Don’t try to be another musician. Focus on what kind of musician you want to be.

Put on those blinders and get to work on yourself and your craft.

Stay motivated, manage your time, and move toward your picture of success — grab the One-Thing-A-Day chart for FREE…


The Gap

My writing stinks – stinks like garbage sometimes. I’m embarrassed by it.

It’s like when I started playing the guitar — I was really bad. I could see where I wanted to be, what I wanted to be playing. And where I wasn’t was more visible than where I was.

I knew that if I kept playing chords and songs that I would inch my way toward my goal of playing like Nick Drake or Kings of Convenience. And in the same way, I know that if I keep writing, even small amounts every day, I’ll get better. I’ll need to endure the writing calluses.

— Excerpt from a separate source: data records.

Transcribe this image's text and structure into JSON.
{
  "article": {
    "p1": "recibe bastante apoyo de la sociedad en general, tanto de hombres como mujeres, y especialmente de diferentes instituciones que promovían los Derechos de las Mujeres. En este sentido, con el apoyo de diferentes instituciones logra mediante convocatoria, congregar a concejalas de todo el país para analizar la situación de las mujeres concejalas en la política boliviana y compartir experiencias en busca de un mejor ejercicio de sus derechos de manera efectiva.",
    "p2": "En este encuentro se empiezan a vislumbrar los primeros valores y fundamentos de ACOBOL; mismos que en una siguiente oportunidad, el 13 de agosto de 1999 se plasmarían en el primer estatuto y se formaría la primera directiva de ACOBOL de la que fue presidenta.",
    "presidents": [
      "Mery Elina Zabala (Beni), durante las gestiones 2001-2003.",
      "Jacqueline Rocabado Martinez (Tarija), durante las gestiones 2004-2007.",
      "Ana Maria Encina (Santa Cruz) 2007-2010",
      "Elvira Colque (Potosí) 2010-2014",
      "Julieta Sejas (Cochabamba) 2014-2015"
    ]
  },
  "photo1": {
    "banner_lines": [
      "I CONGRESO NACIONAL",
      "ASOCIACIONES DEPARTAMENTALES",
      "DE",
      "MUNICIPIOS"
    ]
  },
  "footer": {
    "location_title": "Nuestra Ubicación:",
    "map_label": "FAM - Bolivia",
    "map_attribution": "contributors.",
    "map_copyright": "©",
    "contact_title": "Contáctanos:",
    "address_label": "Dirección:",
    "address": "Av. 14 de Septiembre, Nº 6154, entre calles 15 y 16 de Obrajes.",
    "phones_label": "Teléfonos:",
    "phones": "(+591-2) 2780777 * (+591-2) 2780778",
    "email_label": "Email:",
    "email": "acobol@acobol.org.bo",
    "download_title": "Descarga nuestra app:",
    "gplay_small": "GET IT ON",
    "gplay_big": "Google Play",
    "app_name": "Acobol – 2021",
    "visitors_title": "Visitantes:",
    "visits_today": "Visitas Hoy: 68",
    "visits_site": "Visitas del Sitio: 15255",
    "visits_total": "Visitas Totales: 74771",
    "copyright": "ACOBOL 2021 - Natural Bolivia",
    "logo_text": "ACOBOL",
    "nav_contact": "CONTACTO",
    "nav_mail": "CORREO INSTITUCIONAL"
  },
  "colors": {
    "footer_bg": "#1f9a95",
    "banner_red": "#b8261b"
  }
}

RELATED: 4 Tools To Help You Learn Guitar

This is the gap, the void between where I want my work to be and where it actually is. But this gap is good, it’s great. It gives a reason for improvement. If there’s no gap, there’s no need to find a way to cross it.

I think the closer I get to the other side — where I want my work to be — the more it will evade me. Because my goals will keep changing and getting bigger and harder to achieve.

It’s an unattainable goal.

This is how people get better at their craft – by having giant expectations of their work and trying to make their work meet those expectations.

RELATED: Why It’s Important To Learn Something New On A Regular Basis

“It is only by going through a volume of work that you will close that gap, and your work will be as good as your ambitions. And I took longer to figure out how to do this than anyone I’ve ever met. It’s going to take awhile. It’s normal to take awhile. You’ve just gotta fight your way through.” – Ira Glass